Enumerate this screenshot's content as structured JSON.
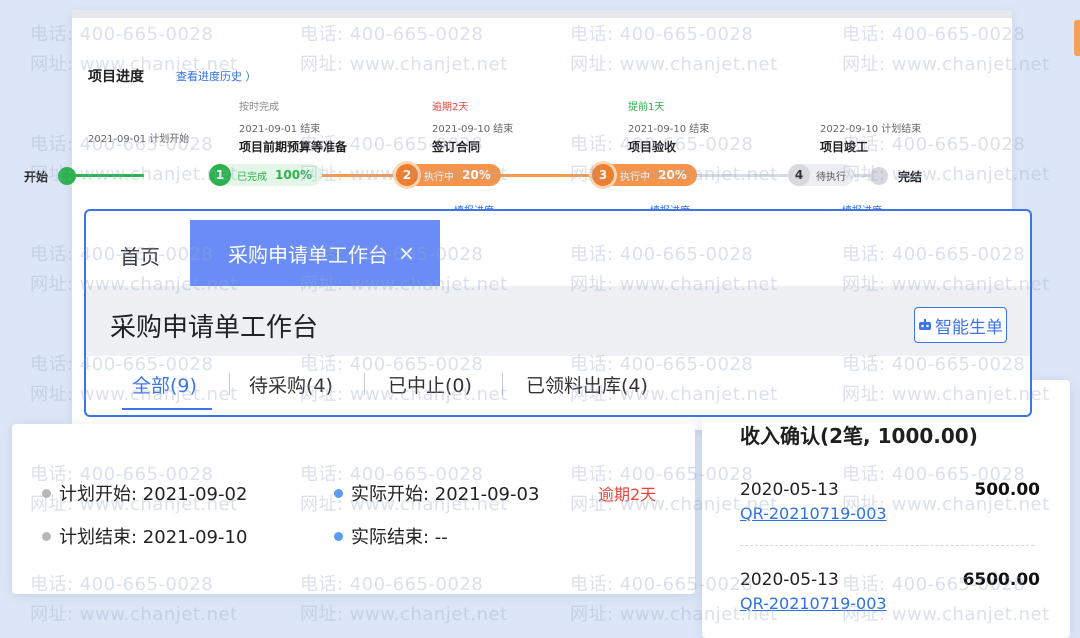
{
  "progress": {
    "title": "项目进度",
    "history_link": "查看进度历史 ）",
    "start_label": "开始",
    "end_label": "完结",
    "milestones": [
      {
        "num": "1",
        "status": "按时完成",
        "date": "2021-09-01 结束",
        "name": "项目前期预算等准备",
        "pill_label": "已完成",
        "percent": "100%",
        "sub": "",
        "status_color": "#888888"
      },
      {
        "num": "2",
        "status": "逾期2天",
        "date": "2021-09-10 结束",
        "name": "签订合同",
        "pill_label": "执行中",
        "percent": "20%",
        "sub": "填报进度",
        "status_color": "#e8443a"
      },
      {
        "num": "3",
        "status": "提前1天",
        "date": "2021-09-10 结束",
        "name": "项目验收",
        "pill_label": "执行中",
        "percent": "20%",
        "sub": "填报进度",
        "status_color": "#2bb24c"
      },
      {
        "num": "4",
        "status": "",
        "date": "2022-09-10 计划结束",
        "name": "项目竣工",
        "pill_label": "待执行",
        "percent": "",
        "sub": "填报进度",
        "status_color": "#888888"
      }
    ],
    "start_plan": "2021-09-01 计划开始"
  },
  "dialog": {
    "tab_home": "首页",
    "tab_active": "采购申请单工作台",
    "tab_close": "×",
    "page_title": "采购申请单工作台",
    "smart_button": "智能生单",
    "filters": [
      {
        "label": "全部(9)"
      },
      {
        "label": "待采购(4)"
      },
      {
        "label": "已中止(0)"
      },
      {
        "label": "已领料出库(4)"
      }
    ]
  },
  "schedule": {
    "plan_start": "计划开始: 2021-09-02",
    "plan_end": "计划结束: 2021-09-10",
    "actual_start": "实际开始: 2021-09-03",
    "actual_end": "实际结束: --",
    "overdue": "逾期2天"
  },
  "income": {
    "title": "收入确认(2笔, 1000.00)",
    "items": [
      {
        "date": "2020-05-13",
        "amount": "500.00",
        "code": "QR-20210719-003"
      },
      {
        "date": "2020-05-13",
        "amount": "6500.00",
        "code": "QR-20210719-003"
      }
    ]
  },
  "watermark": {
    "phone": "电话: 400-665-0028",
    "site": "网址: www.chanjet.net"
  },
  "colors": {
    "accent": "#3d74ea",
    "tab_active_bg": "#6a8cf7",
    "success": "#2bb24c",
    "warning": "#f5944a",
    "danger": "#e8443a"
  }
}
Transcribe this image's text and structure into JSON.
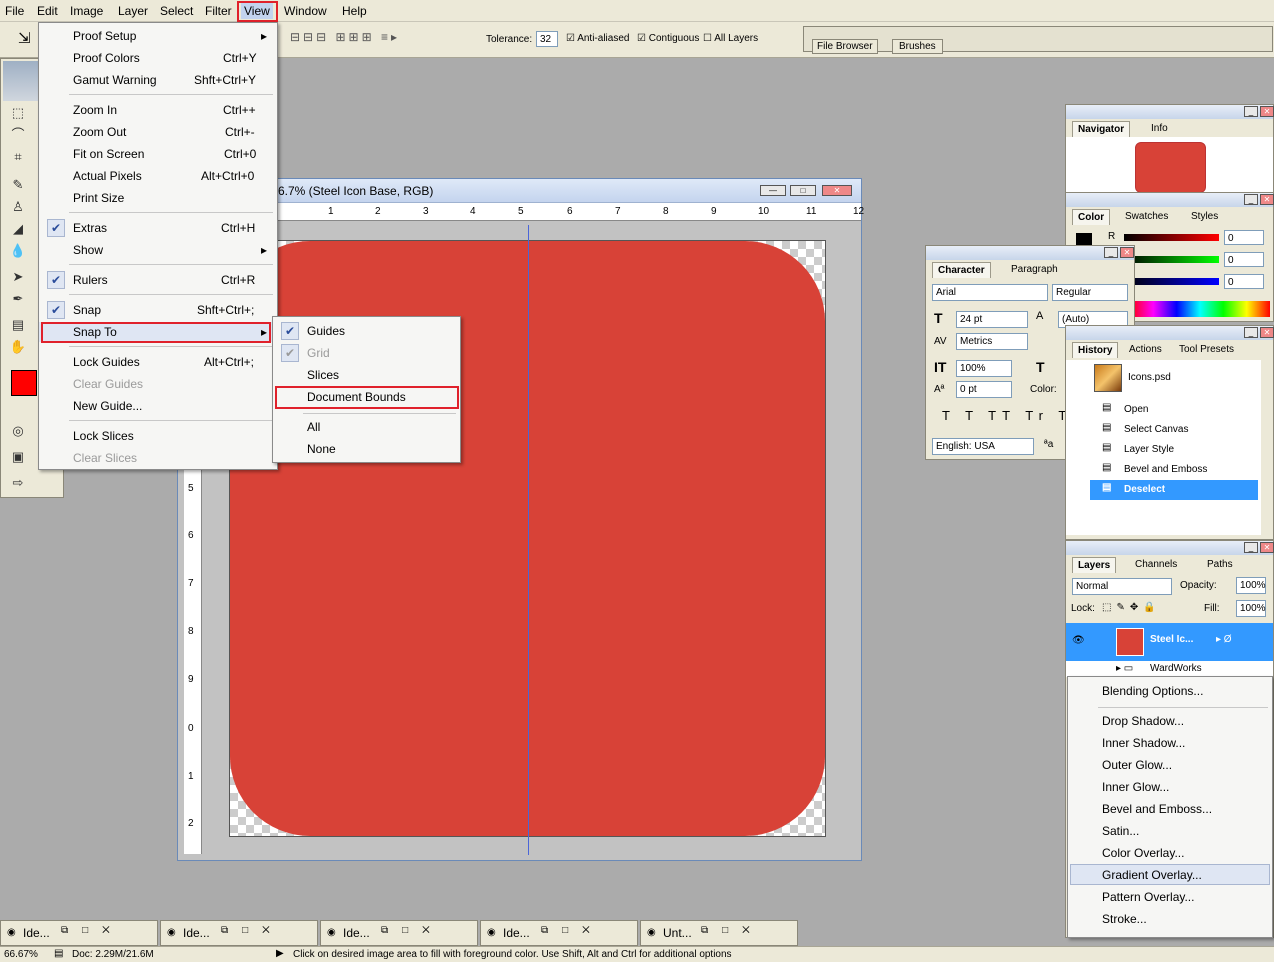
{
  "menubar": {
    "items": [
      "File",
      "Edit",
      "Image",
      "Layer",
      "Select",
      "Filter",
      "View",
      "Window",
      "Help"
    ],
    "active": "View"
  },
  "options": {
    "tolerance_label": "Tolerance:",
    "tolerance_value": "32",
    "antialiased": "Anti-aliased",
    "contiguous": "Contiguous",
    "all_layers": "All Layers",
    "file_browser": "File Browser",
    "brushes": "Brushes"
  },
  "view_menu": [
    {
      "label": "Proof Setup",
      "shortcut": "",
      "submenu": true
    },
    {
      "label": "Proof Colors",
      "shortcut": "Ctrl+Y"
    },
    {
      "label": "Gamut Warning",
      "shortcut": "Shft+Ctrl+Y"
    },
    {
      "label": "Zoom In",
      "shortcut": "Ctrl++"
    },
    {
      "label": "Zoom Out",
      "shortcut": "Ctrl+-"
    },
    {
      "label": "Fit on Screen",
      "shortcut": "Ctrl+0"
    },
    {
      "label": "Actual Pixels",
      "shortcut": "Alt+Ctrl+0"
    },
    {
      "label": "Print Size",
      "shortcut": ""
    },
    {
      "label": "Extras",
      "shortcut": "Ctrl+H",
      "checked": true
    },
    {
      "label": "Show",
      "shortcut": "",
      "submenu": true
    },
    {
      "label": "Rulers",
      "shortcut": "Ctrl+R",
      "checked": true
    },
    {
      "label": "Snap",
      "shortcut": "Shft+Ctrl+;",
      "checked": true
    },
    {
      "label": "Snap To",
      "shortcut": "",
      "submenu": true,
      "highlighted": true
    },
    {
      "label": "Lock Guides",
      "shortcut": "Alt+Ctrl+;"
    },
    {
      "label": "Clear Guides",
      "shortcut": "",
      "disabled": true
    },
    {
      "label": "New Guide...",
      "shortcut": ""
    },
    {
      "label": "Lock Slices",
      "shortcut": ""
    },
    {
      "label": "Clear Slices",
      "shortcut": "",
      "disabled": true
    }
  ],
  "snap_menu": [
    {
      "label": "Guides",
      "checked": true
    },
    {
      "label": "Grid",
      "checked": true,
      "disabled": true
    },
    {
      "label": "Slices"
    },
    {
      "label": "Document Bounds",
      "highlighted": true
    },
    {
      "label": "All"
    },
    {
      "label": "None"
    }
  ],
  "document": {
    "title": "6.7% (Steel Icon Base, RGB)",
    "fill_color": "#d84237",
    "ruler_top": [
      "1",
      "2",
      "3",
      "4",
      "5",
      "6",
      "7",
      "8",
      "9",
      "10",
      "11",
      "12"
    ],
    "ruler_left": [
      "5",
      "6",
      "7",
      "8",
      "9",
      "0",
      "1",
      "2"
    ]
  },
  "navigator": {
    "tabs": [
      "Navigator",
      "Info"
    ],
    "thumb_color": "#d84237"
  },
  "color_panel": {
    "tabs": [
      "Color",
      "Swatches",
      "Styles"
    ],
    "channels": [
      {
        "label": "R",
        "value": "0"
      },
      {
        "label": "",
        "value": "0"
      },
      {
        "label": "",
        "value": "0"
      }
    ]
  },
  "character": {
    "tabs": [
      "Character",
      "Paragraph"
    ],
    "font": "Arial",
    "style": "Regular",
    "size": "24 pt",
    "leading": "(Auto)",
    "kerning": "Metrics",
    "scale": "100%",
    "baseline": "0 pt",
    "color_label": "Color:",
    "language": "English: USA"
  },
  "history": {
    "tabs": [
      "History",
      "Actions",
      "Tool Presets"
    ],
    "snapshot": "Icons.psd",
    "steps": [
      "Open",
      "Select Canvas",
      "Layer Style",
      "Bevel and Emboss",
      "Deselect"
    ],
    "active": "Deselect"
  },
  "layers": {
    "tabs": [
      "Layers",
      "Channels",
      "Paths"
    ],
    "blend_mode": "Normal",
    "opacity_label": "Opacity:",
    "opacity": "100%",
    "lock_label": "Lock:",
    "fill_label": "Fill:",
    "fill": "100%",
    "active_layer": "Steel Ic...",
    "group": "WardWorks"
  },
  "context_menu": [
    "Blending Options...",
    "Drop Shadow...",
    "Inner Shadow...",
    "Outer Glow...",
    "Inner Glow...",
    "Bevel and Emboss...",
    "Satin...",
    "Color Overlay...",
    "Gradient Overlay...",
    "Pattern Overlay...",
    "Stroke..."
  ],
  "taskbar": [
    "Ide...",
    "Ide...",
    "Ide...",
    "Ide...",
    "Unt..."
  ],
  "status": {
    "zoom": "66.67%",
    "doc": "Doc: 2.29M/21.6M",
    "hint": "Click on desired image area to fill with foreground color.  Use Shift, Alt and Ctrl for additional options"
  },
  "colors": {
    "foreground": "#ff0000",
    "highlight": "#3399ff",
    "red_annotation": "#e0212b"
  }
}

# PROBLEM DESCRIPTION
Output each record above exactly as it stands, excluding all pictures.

# ANSWER TO THIS TASK
Enumerate this screenshot's content as structured JSON.
{
  "progress": {
    "title": "项目进度",
    "history_link": "查看进度历史 ）",
    "start_label": "开始",
    "end_label": "完结",
    "milestones": [
      {
        "num": "1",
        "status": "按时完成",
        "date": "2021-09-01 结束",
        "name": "项目前期预算等准备",
        "pill_label": "已完成",
        "percent": "100%",
        "sub": "",
        "status_color": "#888888"
      },
      {
        "num": "2",
        "status": "逾期2天",
        "date": "2021-09-10 结束",
        "name": "签订合同",
        "pill_label": "执行中",
        "percent": "20%",
        "sub": "填报进度",
        "status_color": "#e8443a"
      },
      {
        "num": "3",
        "status": "提前1天",
        "date": "2021-09-10 结束",
        "name": "项目验收",
        "pill_label": "执行中",
        "percent": "20%",
        "sub": "填报进度",
        "status_color": "#2bb24c"
      },
      {
        "num": "4",
        "status": "",
        "date": "2022-09-10 计划结束",
        "name": "项目竣工",
        "pill_label": "待执行",
        "percent": "",
        "sub": "填报进度",
        "status_color": "#888888"
      }
    ],
    "start_plan": "2021-09-01 计划开始"
  },
  "dialog": {
    "tab_home": "首页",
    "tab_active": "采购申请单工作台",
    "tab_close": "×",
    "page_title": "采购申请单工作台",
    "smart_button": "智能生单",
    "filters": [
      {
        "label": "全部(9)"
      },
      {
        "label": "待采购(4)"
      },
      {
        "label": "已中止(0)"
      },
      {
        "label": "已领料出库(4)"
      }
    ]
  },
  "schedule": {
    "plan_start": "计划开始: 2021-09-02",
    "plan_end": "计划结束: 2021-09-10",
    "actual_start": "实际开始: 2021-09-03",
    "actual_end": "实际结束: --",
    "overdue": "逾期2天"
  },
  "income": {
    "title": "收入确认(2笔, 1000.00)",
    "items": [
      {
        "date": "2020-05-13",
        "amount": "500.00",
        "code": "QR-20210719-003"
      },
      {
        "date": "2020-05-13",
        "amount": "6500.00",
        "code": "QR-20210719-003"
      }
    ]
  },
  "watermark": {
    "phone": "电话: 400-665-0028",
    "site": "网址: www.chanjet.net"
  },
  "colors": {
    "accent": "#3d74ea",
    "tab_active_bg": "#6a8cf7",
    "success": "#2bb24c",
    "warning": "#f5944a",
    "danger": "#e8443a"
  }
}
Transcribe this image's text and structure into JSON.
{
  "menubar": {
    "items": [
      "File",
      "Edit",
      "Image",
      "Layer",
      "Select",
      "Filter",
      "View",
      "Window",
      "Help"
    ],
    "active": "View"
  },
  "options": {
    "tolerance_label": "Tolerance:",
    "tolerance_value": "32",
    "antialiased": "Anti-aliased",
    "contiguous": "Contiguous",
    "all_layers": "All Layers",
    "file_browser": "File Browser",
    "brushes": "Brushes"
  },
  "view_menu": [
    {
      "label": "Proof Setup",
      "shortcut": "",
      "submenu": true
    },
    {
      "label": "Proof Colors",
      "shortcut": "Ctrl+Y"
    },
    {
      "label": "Gamut Warning",
      "shortcut": "Shft+Ctrl+Y"
    },
    {
      "label": "Zoom In",
      "shortcut": "Ctrl++"
    },
    {
      "label": "Zoom Out",
      "shortcut": "Ctrl+-"
    },
    {
      "label": "Fit on Screen",
      "shortcut": "Ctrl+0"
    },
    {
      "label": "Actual Pixels",
      "shortcut": "Alt+Ctrl+0"
    },
    {
      "label": "Print Size",
      "shortcut": ""
    },
    {
      "label": "Extras",
      "shortcut": "Ctrl+H",
      "checked": true
    },
    {
      "label": "Show",
      "shortcut": "",
      "submenu": true
    },
    {
      "label": "Rulers",
      "shortcut": "Ctrl+R",
      "checked": true
    },
    {
      "label": "Snap",
      "shortcut": "Shft+Ctrl+;",
      "checked": true
    },
    {
      "label": "Snap To",
      "shortcut": "",
      "submenu": true,
      "highlighted": true
    },
    {
      "label": "Lock Guides",
      "shortcut": "Alt+Ctrl+;"
    },
    {
      "label": "Clear Guides",
      "shortcut": "",
      "disabled": true
    },
    {
      "label": "New Guide...",
      "shortcut": ""
    },
    {
      "label": "Lock Slices",
      "shortcut": ""
    },
    {
      "label": "Clear Slices",
      "shortcut": "",
      "disabled": true
    }
  ],
  "snap_menu": [
    {
      "label": "Guides",
      "checked": true
    },
    {
      "label": "Grid",
      "checked": true,
      "disabled": true
    },
    {
      "label": "Slices"
    },
    {
      "label": "Document Bounds",
      "highlighted": true
    },
    {
      "label": "All"
    },
    {
      "label": "None"
    }
  ],
  "document": {
    "title": "6.7% (Steel Icon Base, RGB)",
    "fill_color": "#d84237",
    "ruler_top": [
      "1",
      "2",
      "3",
      "4",
      "5",
      "6",
      "7",
      "8",
      "9",
      "10",
      "11",
      "12"
    ],
    "ruler_left": [
      "5",
      "6",
      "7",
      "8",
      "9",
      "0",
      "1",
      "2"
    ]
  },
  "navigator": {
    "tabs": [
      "Navigator",
      "Info"
    ],
    "thumb_color": "#d84237"
  },
  "color_panel": {
    "tabs": [
      "Color",
      "Swatches",
      "Styles"
    ],
    "channels": [
      {
        "label": "R",
        "value": "0"
      },
      {
        "label": "",
        "value": "0"
      },
      {
        "label": "",
        "value": "0"
      }
    ]
  },
  "character": {
    "tabs": [
      "Character",
      "Paragraph"
    ],
    "font": "Arial",
    "style": "Regular",
    "size": "24 pt",
    "leading": "(Auto)",
    "kerning": "Metrics",
    "scale": "100%",
    "baseline": "0 pt",
    "color_label": "Color:",
    "language": "English: USA"
  },
  "history": {
    "tabs": [
      "History",
      "Actions",
      "Tool Presets"
    ],
    "snapshot": "Icons.psd",
    "steps": [
      "Open",
      "Select Canvas",
      "Layer Style",
      "Bevel and Emboss",
      "Deselect"
    ],
    "active": "Deselect"
  },
  "layers": {
    "tabs": [
      "Layers",
      "Channels",
      "Paths"
    ],
    "blend_mode": "Normal",
    "opacity_label": "Opacity:",
    "opacity": "100%",
    "lock_label": "Lock:",
    "fill_label": "Fill:",
    "fill": "100%",
    "active_layer": "Steel Ic...",
    "group": "WardWorks"
  },
  "context_menu": [
    "Blending Options...",
    "Drop Shadow...",
    "Inner Shadow...",
    "Outer Glow...",
    "Inner Glow...",
    "Bevel and Emboss...",
    "Satin...",
    "Color Overlay...",
    "Gradient Overlay...",
    "Pattern Overlay...",
    "Stroke..."
  ],
  "taskbar": [
    "Ide...",
    "Ide...",
    "Ide...",
    "Ide...",
    "Unt..."
  ],
  "status": {
    "zoom": "66.67%",
    "doc": "Doc: 2.29M/21.6M",
    "hint": "Click on desired image area to fill with foreground color.  Use Shift, Alt and Ctrl for additional options"
  },
  "colors": {
    "foreground": "#ff0000",
    "highlight": "#3399ff",
    "red_annotation": "#e0212b"
  }
}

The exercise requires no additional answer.